**Data for processing**
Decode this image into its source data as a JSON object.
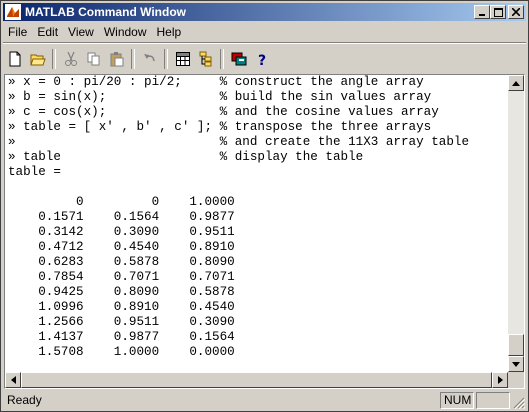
{
  "window": {
    "title": "MATLAB Command Window"
  },
  "menu": [
    "File",
    "Edit",
    "View",
    "Window",
    "Help"
  ],
  "toolbar": [
    "new-file-icon",
    "open-folder-icon",
    "cut-icon",
    "copy-icon",
    "paste-icon",
    "undo-icon",
    "workspace-browser-icon",
    "path-browser-icon",
    "simulink-icon",
    "help-icon"
  ],
  "console": {
    "lines": [
      "» x = 0 : pi/20 : pi/2;     % construct the angle array",
      "» b = sin(x);               % build the sin values array",
      "» c = cos(x);               % and the cosine values array",
      "» table = [ x' , b' , c' ]; % transpose the three arrays",
      "»                           % and create the 11X3 array table",
      "» table                     % display the table",
      "table =",
      "",
      "         0         0    1.0000",
      "    0.1571    0.1564    0.9877",
      "    0.3142    0.3090    0.9511",
      "    0.4712    0.4540    0.8910",
      "    0.6283    0.5878    0.8090",
      "    0.7854    0.7071    0.7071",
      "    0.9425    0.8090    0.5878",
      "    1.0996    0.8910    0.4540",
      "    1.2566    0.9511    0.3090",
      "    1.4137    0.9877    0.1564",
      "    1.5708    1.0000    0.0000",
      "",
      "»"
    ]
  },
  "status": {
    "left": "Ready",
    "num": "NUM"
  }
}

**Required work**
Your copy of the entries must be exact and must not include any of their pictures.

**Exercise response**
Decode this image into its source data as a JSON object.
{
  "window": {
    "title": "MATLAB Command Window"
  },
  "menu": [
    "File",
    "Edit",
    "View",
    "Window",
    "Help"
  ],
  "toolbar": [
    "new-file-icon",
    "open-folder-icon",
    "cut-icon",
    "copy-icon",
    "paste-icon",
    "undo-icon",
    "workspace-browser-icon",
    "path-browser-icon",
    "simulink-icon",
    "help-icon"
  ],
  "console": {
    "lines": [
      "» x = 0 : pi/20 : pi/2;     % construct the angle array",
      "» b = sin(x);               % build the sin values array",
      "» c = cos(x);               % and the cosine values array",
      "» table = [ x' , b' , c' ]; % transpose the three arrays",
      "»                           % and create the 11X3 array table",
      "» table                     % display the table",
      "table =",
      "",
      "         0         0    1.0000",
      "    0.1571    0.1564    0.9877",
      "    0.3142    0.3090    0.9511",
      "    0.4712    0.4540    0.8910",
      "    0.6283    0.5878    0.8090",
      "    0.7854    0.7071    0.7071",
      "    0.9425    0.8090    0.5878",
      "    1.0996    0.8910    0.4540",
      "    1.2566    0.9511    0.3090",
      "    1.4137    0.9877    0.1564",
      "    1.5708    1.0000    0.0000",
      "",
      "»"
    ]
  },
  "status": {
    "left": "Ready",
    "num": "NUM"
  }
}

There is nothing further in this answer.